The last six months have been an interesting opportunity to rediscover – or perhaps discover – my faith without feeling like I have to fit into any one predetermined list given to me by a denomination or church.
Earlier this week, a friend caught some flack for not attending church every Sunday, especially because the critic was worried about her kids growing up not attending on Sundays. It astounded me, in part because this friend has been Jesus to me over and over, showing grace, love, humor, and giving guidance so freely. Her kids have beautiful, generous, happy souls who seek to serve and love people while they are little minions of faith.
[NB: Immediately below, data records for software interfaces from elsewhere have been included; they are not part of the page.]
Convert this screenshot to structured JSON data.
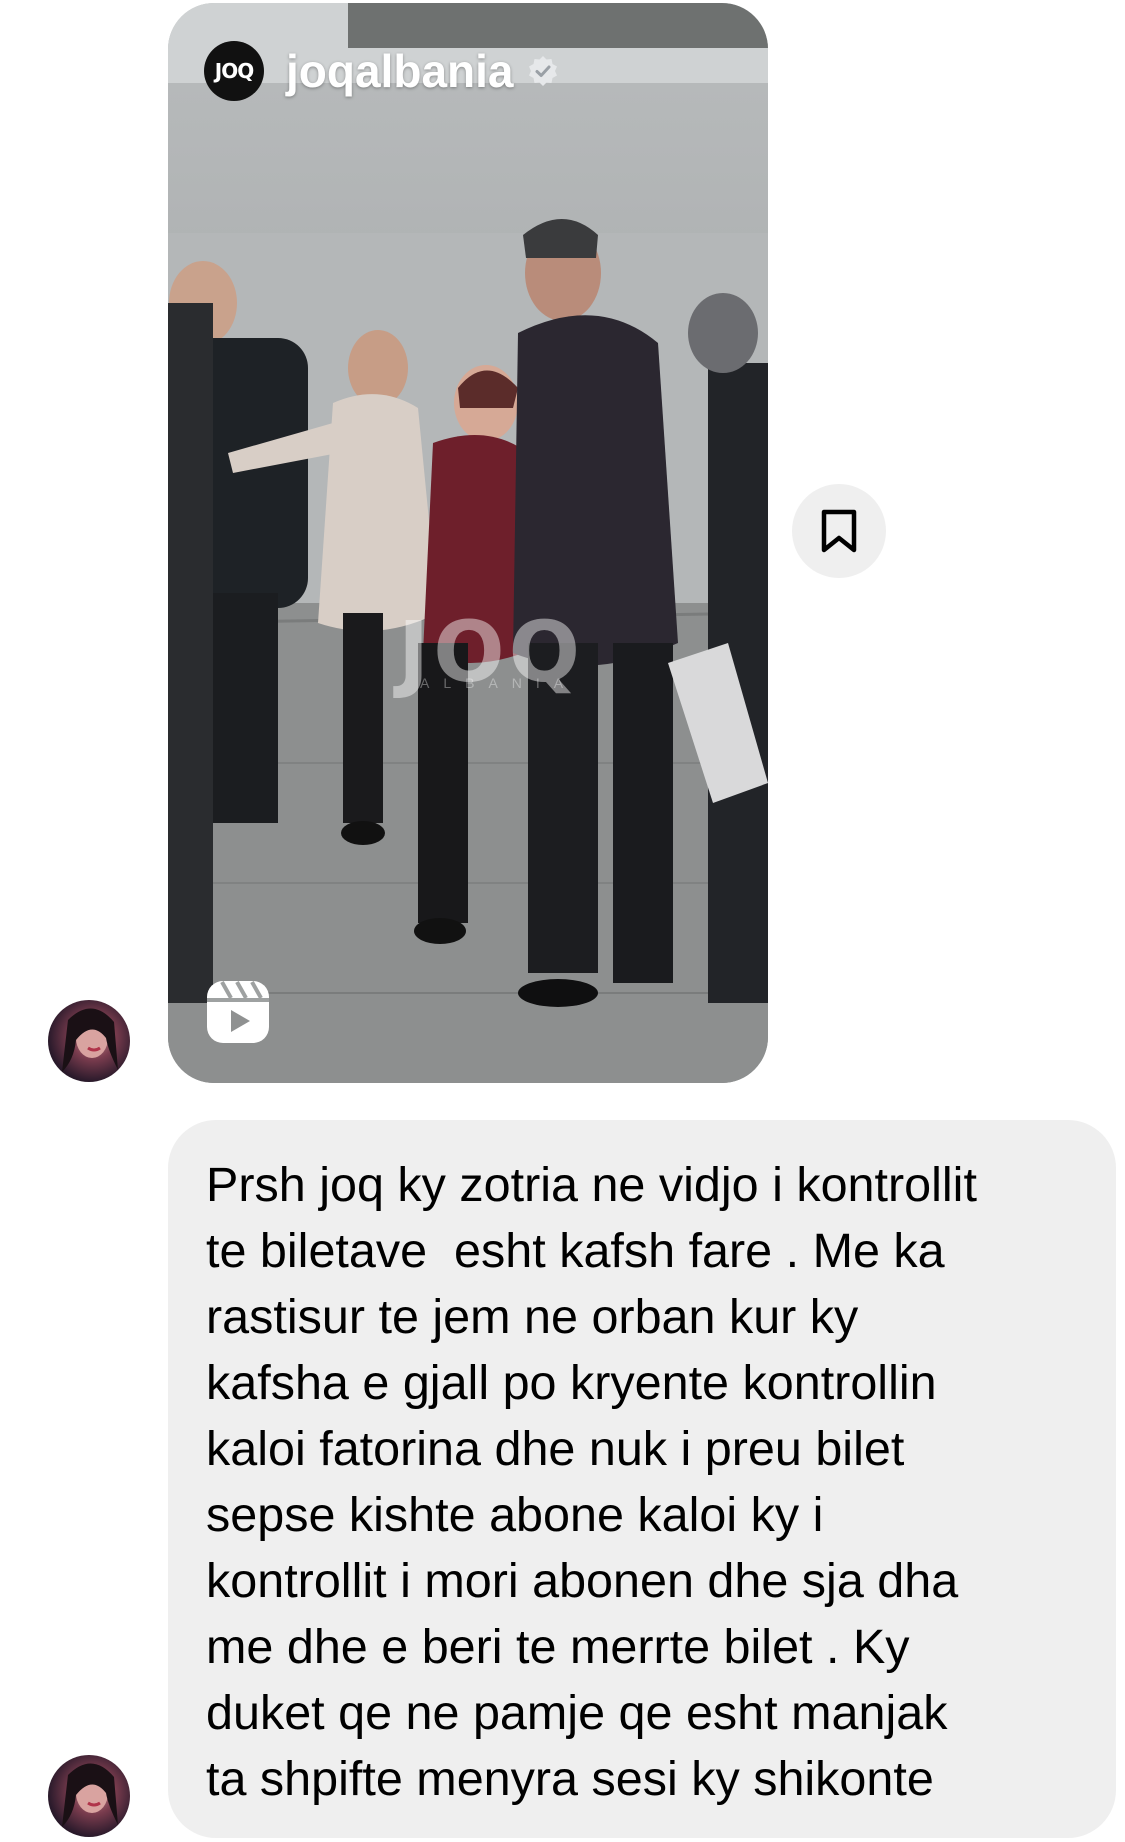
{
  "reel": {
    "username": "joqalbania",
    "avatar_text": "JOQ",
    "watermark": "JOQ",
    "watermark_sub": "ALBANIA",
    "verified_icon": "verified-badge-icon",
    "reels_icon": "reels-icon"
  },
  "save_button": {
    "icon": "bookmark-icon"
  },
  "message": {
    "text": "Prsh joq ky zotria ne vidjo i kontrollit\nte biletave  esht kafsh fare . Me ka\nrastisur te jem ne orban kur ky\nkafsha e gjall po kryente kontrollin\nkaloi fatorina dhe nuk i preu bilet\nsepse kishte abone kaloi ky i\nkontrollit i mori abonen dhe sja dha\nme dhe e beri te merrte bilet . Ky\nduket qe ne pamje qe esht manjak\nta shpifte menyra sesi ky shikonte"
  },
  "colors": {
    "bubble_background": "#efefef",
    "save_button_background": "#efefef",
    "text": "#000000"
  }
}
I don’t know her husband well, but as far as I can see, he believes in his family, is faithful to them, and is a pretty great guy. How much more Jesus-y can a family get? They aren’t “unbelievers,” but in this season, Sunday morning church isn’t how they experience God and grow in faith.
My job means that I don’t get to go to church on Sundays. I miss it. I ache to go to my church again.
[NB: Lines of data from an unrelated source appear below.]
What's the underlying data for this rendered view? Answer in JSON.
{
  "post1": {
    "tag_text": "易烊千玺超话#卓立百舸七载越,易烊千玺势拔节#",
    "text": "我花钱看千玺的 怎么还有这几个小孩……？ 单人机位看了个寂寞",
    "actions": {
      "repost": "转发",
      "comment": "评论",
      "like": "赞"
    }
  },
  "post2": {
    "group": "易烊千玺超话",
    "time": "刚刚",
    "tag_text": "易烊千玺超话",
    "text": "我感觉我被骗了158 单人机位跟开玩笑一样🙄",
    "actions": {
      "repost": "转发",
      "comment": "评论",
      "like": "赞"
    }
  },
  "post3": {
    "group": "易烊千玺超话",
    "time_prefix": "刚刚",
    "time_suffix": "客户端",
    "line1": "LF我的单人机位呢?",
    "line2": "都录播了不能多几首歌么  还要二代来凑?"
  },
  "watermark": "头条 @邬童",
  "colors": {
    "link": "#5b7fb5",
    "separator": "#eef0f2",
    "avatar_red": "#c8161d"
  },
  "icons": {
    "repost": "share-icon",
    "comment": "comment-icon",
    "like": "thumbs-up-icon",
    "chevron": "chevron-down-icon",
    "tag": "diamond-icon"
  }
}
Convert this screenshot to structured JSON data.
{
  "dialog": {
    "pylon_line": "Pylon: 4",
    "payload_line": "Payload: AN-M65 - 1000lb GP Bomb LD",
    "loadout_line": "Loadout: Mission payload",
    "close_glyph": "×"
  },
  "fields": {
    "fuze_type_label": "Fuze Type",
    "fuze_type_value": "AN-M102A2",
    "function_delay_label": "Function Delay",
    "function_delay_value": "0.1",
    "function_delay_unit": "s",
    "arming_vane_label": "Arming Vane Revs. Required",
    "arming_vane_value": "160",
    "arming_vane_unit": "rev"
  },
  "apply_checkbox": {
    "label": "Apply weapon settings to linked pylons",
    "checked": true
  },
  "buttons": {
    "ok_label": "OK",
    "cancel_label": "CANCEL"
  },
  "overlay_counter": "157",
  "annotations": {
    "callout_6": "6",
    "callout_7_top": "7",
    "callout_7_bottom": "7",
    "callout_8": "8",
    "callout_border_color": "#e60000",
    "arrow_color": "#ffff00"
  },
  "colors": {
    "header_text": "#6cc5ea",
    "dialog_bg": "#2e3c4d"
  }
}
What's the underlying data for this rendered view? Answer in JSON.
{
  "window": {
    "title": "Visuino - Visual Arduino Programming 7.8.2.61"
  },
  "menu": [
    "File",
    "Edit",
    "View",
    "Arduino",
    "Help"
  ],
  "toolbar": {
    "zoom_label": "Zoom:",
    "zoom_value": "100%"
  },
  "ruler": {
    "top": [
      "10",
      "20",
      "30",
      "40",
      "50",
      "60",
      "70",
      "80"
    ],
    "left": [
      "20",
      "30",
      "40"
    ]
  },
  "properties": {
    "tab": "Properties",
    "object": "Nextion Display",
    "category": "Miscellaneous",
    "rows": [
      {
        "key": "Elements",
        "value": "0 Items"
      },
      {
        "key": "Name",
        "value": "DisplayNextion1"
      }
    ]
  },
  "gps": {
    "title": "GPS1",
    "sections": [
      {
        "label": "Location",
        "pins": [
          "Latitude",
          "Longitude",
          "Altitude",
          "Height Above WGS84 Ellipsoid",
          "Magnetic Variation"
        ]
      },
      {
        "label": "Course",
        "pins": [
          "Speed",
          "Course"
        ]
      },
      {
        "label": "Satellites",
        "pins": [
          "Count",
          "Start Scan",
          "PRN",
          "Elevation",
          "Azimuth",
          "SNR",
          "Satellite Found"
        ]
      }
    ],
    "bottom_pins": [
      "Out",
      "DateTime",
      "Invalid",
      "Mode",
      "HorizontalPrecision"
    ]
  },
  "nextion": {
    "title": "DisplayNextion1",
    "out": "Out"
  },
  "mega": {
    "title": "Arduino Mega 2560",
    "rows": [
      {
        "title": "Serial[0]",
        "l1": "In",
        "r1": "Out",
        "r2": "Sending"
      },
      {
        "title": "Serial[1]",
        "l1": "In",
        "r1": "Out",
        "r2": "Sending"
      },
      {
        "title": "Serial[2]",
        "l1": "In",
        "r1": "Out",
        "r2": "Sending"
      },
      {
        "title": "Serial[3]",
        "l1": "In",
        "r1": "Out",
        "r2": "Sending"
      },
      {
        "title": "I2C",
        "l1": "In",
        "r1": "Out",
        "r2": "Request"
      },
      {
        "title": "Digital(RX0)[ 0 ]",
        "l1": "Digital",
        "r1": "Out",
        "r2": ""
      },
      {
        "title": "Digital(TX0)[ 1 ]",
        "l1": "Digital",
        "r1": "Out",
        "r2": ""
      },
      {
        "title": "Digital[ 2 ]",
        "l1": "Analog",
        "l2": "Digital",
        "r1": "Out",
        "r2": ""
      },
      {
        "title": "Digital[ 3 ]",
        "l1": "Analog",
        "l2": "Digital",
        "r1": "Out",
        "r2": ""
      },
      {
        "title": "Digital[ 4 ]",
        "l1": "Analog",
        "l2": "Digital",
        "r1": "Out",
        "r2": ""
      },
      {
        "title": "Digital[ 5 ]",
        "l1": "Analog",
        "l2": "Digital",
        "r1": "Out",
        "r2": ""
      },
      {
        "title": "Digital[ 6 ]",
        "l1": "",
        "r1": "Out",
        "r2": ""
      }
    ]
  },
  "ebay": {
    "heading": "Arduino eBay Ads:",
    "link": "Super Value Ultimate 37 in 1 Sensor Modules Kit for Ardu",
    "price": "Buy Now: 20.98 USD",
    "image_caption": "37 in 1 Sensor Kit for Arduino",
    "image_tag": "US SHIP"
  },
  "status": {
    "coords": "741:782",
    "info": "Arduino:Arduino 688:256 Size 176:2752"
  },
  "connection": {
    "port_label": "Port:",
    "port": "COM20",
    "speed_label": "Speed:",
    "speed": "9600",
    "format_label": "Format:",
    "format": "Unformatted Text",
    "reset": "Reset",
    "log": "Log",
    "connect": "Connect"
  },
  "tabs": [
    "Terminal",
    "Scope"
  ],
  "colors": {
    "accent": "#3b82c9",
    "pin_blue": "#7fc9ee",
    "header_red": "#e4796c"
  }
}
I’ve talked with a lot of people about what it means to be a Christian and how the church fits into that. I know a heartbreaking number of people who are stuck between being a Christian because it’s what they believe and feeling like they’re too battered by the church to return to it. If it weren’t for my friends and my new church, that’s where I would be.
Last week, a customer was trying to bait me into an argument by asking me to label him with terms he would then take offense to. I didn’t take it. At one point, he strayed into the field of religion and asked what I am. I said Christian, he asked what denomination. I said that I attend the United Church of Christ, but I am not an official member of any particular congregation. It got me thinking, though.
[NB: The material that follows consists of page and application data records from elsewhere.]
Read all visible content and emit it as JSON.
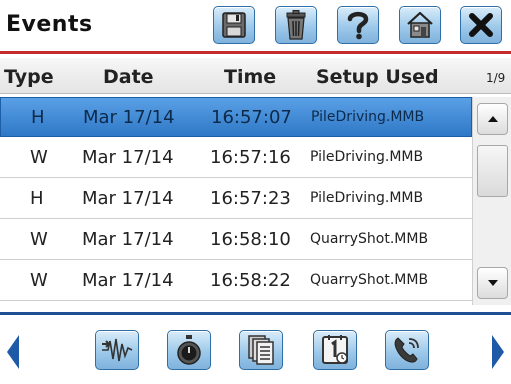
{
  "header": {
    "title": "Events",
    "toolbar": [
      {
        "icon": "save-icon"
      },
      {
        "icon": "trash-icon"
      },
      {
        "icon": "help-icon"
      },
      {
        "icon": "home-icon"
      },
      {
        "icon": "close-icon"
      }
    ]
  },
  "table": {
    "columns": [
      "Type",
      "Date",
      "Time",
      "Setup Used"
    ],
    "page_indicator": "1/9",
    "rows": [
      {
        "type": "H",
        "date": "Mar 17/14",
        "time": "16:57:07",
        "setup": "PileDriving.MMB",
        "selected": true
      },
      {
        "type": "W",
        "date": "Mar 17/14",
        "time": "16:57:16",
        "setup": "PileDriving.MMB",
        "selected": false
      },
      {
        "type": "H",
        "date": "Mar 17/14",
        "time": "16:57:23",
        "setup": "PileDriving.MMB",
        "selected": false
      },
      {
        "type": "W",
        "date": "Mar 17/14",
        "time": "16:58:10",
        "setup": "QuarryShot.MMB",
        "selected": false
      },
      {
        "type": "W",
        "date": "Mar 17/14",
        "time": "16:58:22",
        "setup": "QuarryShot.MMB",
        "selected": false
      }
    ]
  },
  "footer": {
    "buttons": [
      {
        "icon": "waveform-icon"
      },
      {
        "icon": "timer-icon"
      },
      {
        "icon": "documents-icon"
      },
      {
        "icon": "calendar-icon"
      },
      {
        "icon": "phone-icon"
      }
    ]
  },
  "colors": {
    "accent_red": "#c62a2a",
    "accent_blue": "#1e4f95",
    "selection": "#3a86d4"
  }
}
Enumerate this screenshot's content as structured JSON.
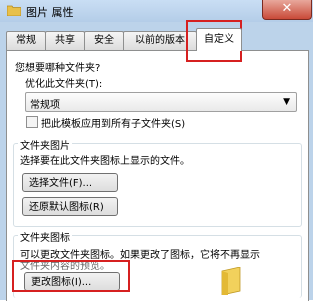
{
  "window": {
    "title": "图片 属性",
    "close_symbol": "✕"
  },
  "tabs": [
    {
      "label": "常规"
    },
    {
      "label": "共享"
    },
    {
      "label": "安全"
    },
    {
      "label": "以前的版本"
    },
    {
      "label": "自定义"
    }
  ],
  "sections": {
    "folder_type": {
      "question": "您想要哪种文件夹?",
      "optimize_label": "优化此文件夹(T):",
      "optimize_value": "常规项",
      "apply_subfolders_label": "把此模板应用到所有子文件夹(S)",
      "apply_subfolders_checked": false
    },
    "folder_pictures": {
      "title": "文件夹图片",
      "description": "选择要在此文件夹图标上显示的文件。",
      "choose_file_button": "选择文件(F)...",
      "restore_default_button": "还原默认图标(R)"
    },
    "folder_icons": {
      "title": "文件夹图标",
      "description_line1": "可以更改文件夹图标。如果更改了图标，它将不再显示",
      "description_line2": "文件夹内容的预览。",
      "change_icon_button": "更改图标(I)..."
    }
  },
  "highlight_color": "#d62020"
}
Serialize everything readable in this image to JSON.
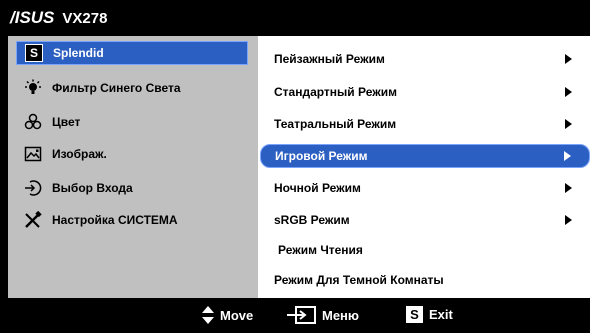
{
  "titlebar": {
    "logo": "/ISUS",
    "model": "VX278"
  },
  "left_menu": [
    {
      "label": "Splendid",
      "icon": "splendid-s-icon",
      "selected": true
    },
    {
      "label": "Фильтр Синего Света",
      "icon": "blue-light-bulb-icon",
      "selected": false
    },
    {
      "label": "Цвет",
      "icon": "color-circles-icon",
      "selected": false
    },
    {
      "label": "Изображ.",
      "icon": "image-icon",
      "selected": false
    },
    {
      "label": "Выбор Входа",
      "icon": "input-select-icon",
      "selected": false
    },
    {
      "label": "Настройка СИСТЕМА",
      "icon": "tools-icon",
      "selected": false
    }
  ],
  "right_menu": [
    {
      "label": "Пейзажный Режим",
      "has_arrow": true,
      "selected": false
    },
    {
      "label": "Стандартный Режим",
      "has_arrow": true,
      "selected": false
    },
    {
      "label": "Театральный Режим",
      "has_arrow": true,
      "selected": false
    },
    {
      "label": "Игровой Режим",
      "has_arrow": true,
      "selected": true
    },
    {
      "label": "Ночной Режим",
      "has_arrow": true,
      "selected": false
    },
    {
      "label": "sRGB Режим",
      "has_arrow": true,
      "selected": false
    },
    {
      "label": "Режим Чтения",
      "has_arrow": false,
      "selected": false
    },
    {
      "label": "Режим Для Темной Комнаты",
      "has_arrow": false,
      "selected": false
    }
  ],
  "bottom_bar": {
    "move_label": "Move",
    "menu_label": "Меню",
    "exit_label": "Exit",
    "exit_icon_letter": "S"
  },
  "colors": {
    "selection": "#2c5fc2",
    "left_panel": "#c0c0c0",
    "background": "#000000"
  }
}
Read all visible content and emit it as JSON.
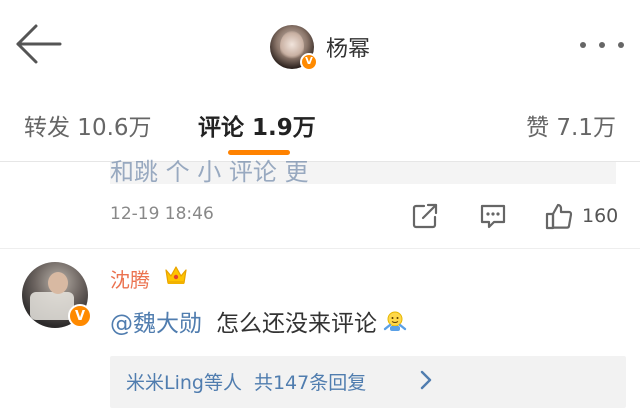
{
  "header": {
    "username": "杨幂",
    "verified_badge": "V",
    "back_icon": "arrow-left-icon",
    "more_icon": "more-dots-icon"
  },
  "tabs": [
    {
      "label": "转发 10.6万",
      "active": false
    },
    {
      "label": "评论 1.9万",
      "active": true
    },
    {
      "label": "赞 7.1万",
      "active": false
    }
  ],
  "accent_color": "#ff8200",
  "previous_comment": {
    "snippet_text": "和跳 个 小 评论 更",
    "timestamp": "12-19 18:46",
    "actions": {
      "share_icon": "share-icon",
      "comment_icon": "comment-icon",
      "like_icon": "thumbs-up-icon",
      "like_count": "160"
    }
  },
  "comment": {
    "author": "沈腾",
    "verified_badge": "V",
    "crown_icon": "crown-icon",
    "mention": "@魏大勋",
    "text": "怎么还没来评论",
    "emoji_icon": "shrug-emoji-icon",
    "replies": {
      "people": "米米Ling等人",
      "count_label": "共147条回复",
      "chevron_icon": "chevron-right-icon"
    }
  }
}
My faith is vastly different than what it was a year ago. It is freer, happier, and far more open. If I had to define it, I’m not sure that I could, but here is what I have so far:
1. I have faith that there is a God. A genderless, omnipotent God, and that God loves people, both collectively and individually.
2. The best way to honor God is to to follow the command to love God and others.
3. Jesus is divine, and the best way to understand what it means to love God and others is to follow his example and take his message -LOVE- seriously.
4. There was no asterisk after “others,” so I don’t get to exclude anyone, as much as I would like to.
5. All truth belongs to God. So of I find truth in science, or a Baha’i writing, or through meditation, it’s OK because God is the god of all truth.
6. God forgives people, so I must, too. That includes forgiving myself.
7. I have no opinion on eschatology, other than the opinions that those who fixate on it are typically dangerous, and that it is far beyond my control or scope of comprehension.
8. I don’t get to determine who has salvation, but I am pretty sure its a much larger crowd of people than I can imagine. I am not a total universalist, and I think that those with hard, hateful hearts are unlikely to have salvation. I haven’t been convinced of any specific fate for those who don’t.
9. I think a lot of the things that are focal points of taboo behavior in conservative churches are legalistic garbage that hides far bigger, more dangerous sins like pride, malice, and greed.
10. The best of me is actually a reflection of God that others get to see, and I am at peace when I remember to use all my words and actions as a prayer.
That’s pretty much it. I have a ton of questions and my faith will no doubt be shaped into something altogether new by next week. It really comes down to six elements: God, me, others, love, humility, and peace. When I am in a place where those elements are well balanced, life is good. When they get our of balance, I need to do what is needed to get it back.
It seems to have taken a lot of life to get to this point, but taking the religion out of my religion has revolutionized, restored, and reinforced my faith.